**What is needed:**
All entries below are to be set down again, identical to the source.

**Provided records:**
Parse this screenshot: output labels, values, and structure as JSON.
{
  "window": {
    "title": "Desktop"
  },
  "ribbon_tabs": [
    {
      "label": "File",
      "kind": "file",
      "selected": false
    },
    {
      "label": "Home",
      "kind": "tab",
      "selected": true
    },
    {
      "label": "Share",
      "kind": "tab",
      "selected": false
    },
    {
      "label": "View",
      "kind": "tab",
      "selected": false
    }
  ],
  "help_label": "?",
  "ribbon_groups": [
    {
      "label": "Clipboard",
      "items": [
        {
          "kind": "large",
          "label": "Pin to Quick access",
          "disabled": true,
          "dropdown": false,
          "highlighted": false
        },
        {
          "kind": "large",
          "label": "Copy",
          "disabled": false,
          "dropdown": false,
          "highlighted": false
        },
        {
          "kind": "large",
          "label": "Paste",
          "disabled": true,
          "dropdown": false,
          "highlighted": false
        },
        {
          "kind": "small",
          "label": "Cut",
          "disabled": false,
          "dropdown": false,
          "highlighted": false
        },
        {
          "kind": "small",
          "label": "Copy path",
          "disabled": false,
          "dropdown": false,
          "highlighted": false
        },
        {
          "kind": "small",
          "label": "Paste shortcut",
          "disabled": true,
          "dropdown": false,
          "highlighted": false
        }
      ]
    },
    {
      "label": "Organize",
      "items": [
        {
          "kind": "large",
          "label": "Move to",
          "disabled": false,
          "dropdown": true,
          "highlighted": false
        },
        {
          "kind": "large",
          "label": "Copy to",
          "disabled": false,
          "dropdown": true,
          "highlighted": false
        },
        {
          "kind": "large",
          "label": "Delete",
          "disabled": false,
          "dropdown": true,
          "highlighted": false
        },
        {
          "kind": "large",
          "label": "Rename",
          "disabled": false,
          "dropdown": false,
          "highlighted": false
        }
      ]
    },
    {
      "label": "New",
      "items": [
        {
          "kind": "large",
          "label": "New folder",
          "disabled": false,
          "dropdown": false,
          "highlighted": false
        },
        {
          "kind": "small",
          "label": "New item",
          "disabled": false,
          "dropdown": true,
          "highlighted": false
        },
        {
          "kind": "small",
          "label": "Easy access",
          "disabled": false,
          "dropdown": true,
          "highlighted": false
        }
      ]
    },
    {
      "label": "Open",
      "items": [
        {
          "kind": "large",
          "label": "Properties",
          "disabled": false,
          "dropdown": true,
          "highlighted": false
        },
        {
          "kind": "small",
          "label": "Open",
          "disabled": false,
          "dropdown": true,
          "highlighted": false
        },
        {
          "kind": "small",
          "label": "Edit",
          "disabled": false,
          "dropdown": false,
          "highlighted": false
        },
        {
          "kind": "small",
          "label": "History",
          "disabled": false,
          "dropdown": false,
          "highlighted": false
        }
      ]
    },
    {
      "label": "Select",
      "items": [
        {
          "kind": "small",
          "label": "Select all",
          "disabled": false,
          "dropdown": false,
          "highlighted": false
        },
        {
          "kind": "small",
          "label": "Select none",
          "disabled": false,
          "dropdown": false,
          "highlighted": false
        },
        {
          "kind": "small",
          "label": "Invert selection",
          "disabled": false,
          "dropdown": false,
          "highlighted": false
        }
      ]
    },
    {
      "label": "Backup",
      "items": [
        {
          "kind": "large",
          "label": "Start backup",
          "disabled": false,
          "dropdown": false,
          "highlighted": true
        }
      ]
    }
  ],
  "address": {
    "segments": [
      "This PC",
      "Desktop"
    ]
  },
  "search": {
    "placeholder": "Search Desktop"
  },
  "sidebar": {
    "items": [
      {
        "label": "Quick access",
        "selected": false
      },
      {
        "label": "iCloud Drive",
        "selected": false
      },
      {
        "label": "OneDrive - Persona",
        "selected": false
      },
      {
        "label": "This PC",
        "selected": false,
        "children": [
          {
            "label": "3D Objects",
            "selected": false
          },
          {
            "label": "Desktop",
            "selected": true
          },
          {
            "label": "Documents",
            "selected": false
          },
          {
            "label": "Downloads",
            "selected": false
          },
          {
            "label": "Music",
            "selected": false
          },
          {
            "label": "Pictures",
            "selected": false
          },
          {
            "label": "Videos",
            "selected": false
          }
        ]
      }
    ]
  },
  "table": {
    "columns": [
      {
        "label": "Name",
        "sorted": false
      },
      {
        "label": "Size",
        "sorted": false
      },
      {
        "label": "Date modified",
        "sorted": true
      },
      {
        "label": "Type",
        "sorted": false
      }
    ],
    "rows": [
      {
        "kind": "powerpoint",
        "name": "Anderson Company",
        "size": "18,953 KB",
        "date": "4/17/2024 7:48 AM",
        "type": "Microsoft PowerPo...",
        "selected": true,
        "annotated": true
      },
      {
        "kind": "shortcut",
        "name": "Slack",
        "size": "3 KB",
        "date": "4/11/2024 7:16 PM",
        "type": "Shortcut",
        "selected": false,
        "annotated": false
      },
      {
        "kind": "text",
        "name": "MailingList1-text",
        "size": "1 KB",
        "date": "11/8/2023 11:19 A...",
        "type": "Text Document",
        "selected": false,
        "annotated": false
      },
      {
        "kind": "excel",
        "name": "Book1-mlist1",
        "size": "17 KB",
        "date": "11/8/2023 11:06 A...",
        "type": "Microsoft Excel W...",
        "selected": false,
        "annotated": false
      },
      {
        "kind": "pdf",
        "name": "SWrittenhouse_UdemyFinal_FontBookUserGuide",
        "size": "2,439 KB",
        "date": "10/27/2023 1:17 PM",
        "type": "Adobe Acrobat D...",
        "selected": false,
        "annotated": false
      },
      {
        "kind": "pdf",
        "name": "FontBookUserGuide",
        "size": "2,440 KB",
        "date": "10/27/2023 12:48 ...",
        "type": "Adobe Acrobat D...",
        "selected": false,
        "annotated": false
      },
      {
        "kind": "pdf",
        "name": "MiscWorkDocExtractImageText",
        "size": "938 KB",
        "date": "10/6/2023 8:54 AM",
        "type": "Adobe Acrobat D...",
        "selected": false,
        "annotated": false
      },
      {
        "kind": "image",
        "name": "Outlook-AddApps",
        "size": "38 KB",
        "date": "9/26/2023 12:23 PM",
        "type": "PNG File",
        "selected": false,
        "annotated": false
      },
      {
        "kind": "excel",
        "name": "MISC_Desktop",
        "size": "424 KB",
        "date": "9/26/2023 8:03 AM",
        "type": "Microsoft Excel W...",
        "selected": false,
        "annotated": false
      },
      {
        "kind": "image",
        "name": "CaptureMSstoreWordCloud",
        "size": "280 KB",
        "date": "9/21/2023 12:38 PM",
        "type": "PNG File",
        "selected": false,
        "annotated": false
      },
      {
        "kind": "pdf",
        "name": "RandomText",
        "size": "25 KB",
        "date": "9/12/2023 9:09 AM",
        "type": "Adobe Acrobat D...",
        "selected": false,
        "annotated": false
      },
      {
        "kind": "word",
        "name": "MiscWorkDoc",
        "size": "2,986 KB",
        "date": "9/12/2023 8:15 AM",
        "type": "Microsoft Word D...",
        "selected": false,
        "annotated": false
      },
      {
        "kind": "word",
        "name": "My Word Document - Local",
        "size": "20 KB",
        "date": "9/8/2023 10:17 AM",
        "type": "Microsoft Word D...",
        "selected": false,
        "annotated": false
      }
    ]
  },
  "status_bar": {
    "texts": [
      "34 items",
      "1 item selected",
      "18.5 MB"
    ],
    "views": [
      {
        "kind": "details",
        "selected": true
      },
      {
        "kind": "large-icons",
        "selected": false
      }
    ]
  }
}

**Written solution:**
Parse this screenshot: output labels, values, and structure as JSON.
{
  "window": {
    "title": "Desktop"
  },
  "ribbon_tabs": [
    {
      "label": "File",
      "kind": "file",
      "selected": false
    },
    {
      "label": "Home",
      "kind": "tab",
      "selected": true
    },
    {
      "label": "Share",
      "kind": "tab",
      "selected": false
    },
    {
      "label": "View",
      "kind": "tab",
      "selected": false
    }
  ],
  "help_label": "?",
  "ribbon_groups": [
    {
      "label": "Clipboard",
      "items": [
        {
          "kind": "large",
          "label": "Pin to Quick access",
          "disabled": true,
          "dropdown": false,
          "highlighted": false
        },
        {
          "kind": "large",
          "label": "Copy",
          "disabled": false,
          "dropdown": false,
          "highlighted": false
        },
        {
          "kind": "large",
          "label": "Paste",
          "disabled": true,
          "dropdown": false,
          "highlighted": false
        },
        {
          "kind": "small",
          "label": "Cut",
          "disabled": false,
          "dropdown": false,
          "highlighted": false
        },
        {
          "kind": "small",
          "label": "Copy path",
          "disabled": false,
          "dropdown": false,
          "highlighted": false
        },
        {
          "kind": "small",
          "label": "Paste shortcut",
          "disabled": true,
          "dropdown": false,
          "highlighted": false
        }
      ]
    },
    {
      "label": "Organize",
      "items": [
        {
          "kind": "large",
          "label": "Move to",
          "disabled": false,
          "dropdown": true,
          "highlighted": false
        },
        {
          "kind": "large",
          "label": "Copy to",
          "disabled": false,
          "dropdown": true,
          "highlighted": false
        },
        {
          "kind": "large",
          "label": "Delete",
          "disabled": false,
          "dropdown": true,
          "highlighted": false
        },
        {
          "kind": "large",
          "label": "Rename",
          "disabled": false,
          "dropdown": false,
          "highlighted": false
        }
      ]
    },
    {
      "label": "New",
      "items": [
        {
          "kind": "large",
          "label": "New folder",
          "disabled": false,
          "dropdown": false,
          "highlighted": false
        },
        {
          "kind": "small",
          "label": "New item",
          "disabled": false,
          "dropdown": true,
          "highlighted": false
        },
        {
          "kind": "small",
          "label": "Easy access",
          "disabled": false,
          "dropdown": true,
          "highlighted": false
        }
      ]
    },
    {
      "label": "Open",
      "items": [
        {
          "kind": "large",
          "label": "Properties",
          "disabled": false,
          "dropdown": true,
          "highlighted": false
        },
        {
          "kind": "small",
          "label": "Open",
          "disabled": false,
          "dropdown": true,
          "highlighted": false
        },
        {
          "kind": "small",
          "label": "Edit",
          "disabled": false,
          "dropdown": false,
          "highlighted": false
        },
        {
          "kind": "small",
          "label": "History",
          "disabled": false,
          "dropdown": false,
          "highlighted": false
        }
      ]
    },
    {
      "label": "Select",
      "items": [
        {
          "kind": "small",
          "label": "Select all",
          "disabled": false,
          "dropdown": false,
          "highlighted": false
        },
        {
          "kind": "small",
          "label": "Select none",
          "disabled": false,
          "dropdown": false,
          "highlighted": false
        },
        {
          "kind": "small",
          "label": "Invert selection",
          "disabled": false,
          "dropdown": false,
          "highlighted": false
        }
      ]
    },
    {
      "label": "Backup",
      "items": [
        {
          "kind": "large",
          "label": "Start backup",
          "disabled": false,
          "dropdown": false,
          "highlighted": true
        }
      ]
    }
  ],
  "address": {
    "segments": [
      "This PC",
      "Desktop"
    ]
  },
  "search": {
    "placeholder": "Search Desktop"
  },
  "sidebar": {
    "items": [
      {
        "label": "Quick access",
        "selected": false
      },
      {
        "label": "iCloud Drive",
        "selected": false
      },
      {
        "label": "OneDrive - Persona",
        "selected": false
      },
      {
        "label": "This PC",
        "selected": false,
        "children": [
          {
            "label": "3D Objects",
            "selected": false
          },
          {
            "label": "Desktop",
            "selected": true
          },
          {
            "label": "Documents",
            "selected": false
          },
          {
            "label": "Downloads",
            "selected": false
          },
          {
            "label": "Music",
            "selected": false
          },
          {
            "label": "Pictures",
            "selected": false
          },
          {
            "label": "Videos",
            "selected": false
          }
        ]
      }
    ]
  },
  "table": {
    "columns": [
      {
        "label": "Name",
        "sorted": false
      },
      {
        "label": "Size",
        "sorted": false
      },
      {
        "label": "Date modified",
        "sorted": true
      },
      {
        "label": "Type",
        "sorted": false
      }
    ],
    "rows": [
      {
        "kind": "powerpoint",
        "name": "Anderson Company",
        "size": "18,953 KB",
        "date": "4/17/2024 7:48 AM",
        "type": "Microsoft PowerPo...",
        "selected": true,
        "annotated": true
      },
      {
        "kind": "shortcut",
        "name": "Slack",
        "size": "3 KB",
        "date": "4/11/2024 7:16 PM",
        "type": "Shortcut",
        "selected": false,
        "annotated": false
      },
      {
        "kind": "text",
        "name": "MailingList1-text",
        "size": "1 KB",
        "date": "11/8/2023 11:19 A...",
        "type": "Text Document",
        "selected": false,
        "annotated": false
      },
      {
        "kind": "excel",
        "name": "Book1-mlist1",
        "size": "17 KB",
        "date": "11/8/2023 11:06 A...",
        "type": "Microsoft Excel W...",
        "selected": false,
        "annotated": false
      },
      {
        "kind": "pdf",
        "name": "SWrittenhouse_UdemyFinal_FontBookUserGuide",
        "size": "2,439 KB",
        "date": "10/27/2023 1:17 PM",
        "type": "Adobe Acrobat D...",
        "selected": false,
        "annotated": false
      },
      {
        "kind": "pdf",
        "name": "FontBookUserGuide",
        "size": "2,440 KB",
        "date": "10/27/2023 12:48 ...",
        "type": "Adobe Acrobat D...",
        "selected": false,
        "annotated": false
      },
      {
        "kind": "pdf",
        "name": "MiscWorkDocExtractImageText",
        "size": "938 KB",
        "date": "10/6/2023 8:54 AM",
        "type": "Adobe Acrobat D...",
        "selected": false,
        "annotated": false
      },
      {
        "kind": "image",
        "name": "Outlook-AddApps",
        "size": "38 KB",
        "date": "9/26/2023 12:23 PM",
        "type": "PNG File",
        "selected": false,
        "annotated": false
      },
      {
        "kind": "excel",
        "name": "MISC_Desktop",
        "size": "424 KB",
        "date": "9/26/2023 8:03 AM",
        "type": "Microsoft Excel W...",
        "selected": false,
        "annotated": false
      },
      {
        "kind": "image",
        "name": "CaptureMSstoreWordCloud",
        "size": "280 KB",
        "date": "9/21/2023 12:38 PM",
        "type": "PNG File",
        "selected": false,
        "annotated": false
      },
      {
        "kind": "pdf",
        "name": "RandomText",
        "size": "25 KB",
        "date": "9/12/2023 9:09 AM",
        "type": "Adobe Acrobat D...",
        "selected": false,
        "annotated": false
      },
      {
        "kind": "word",
        "name": "MiscWorkDoc",
        "size": "2,986 KB",
        "date": "9/12/2023 8:15 AM",
        "type": "Microsoft Word D...",
        "selected": false,
        "annotated": false
      },
      {
        "kind": "word",
        "name": "My Word Document - Local",
        "size": "20 KB",
        "date": "9/8/2023 10:17 AM",
        "type": "Microsoft Word D...",
        "selected": false,
        "annotated": false
      }
    ]
  },
  "status_bar": {
    "texts": [
      "34 items",
      "1 item selected",
      "18.5 MB"
    ],
    "views": [
      {
        "kind": "details",
        "selected": true
      },
      {
        "kind": "large-icons",
        "selected": false
      }
    ]
  }
}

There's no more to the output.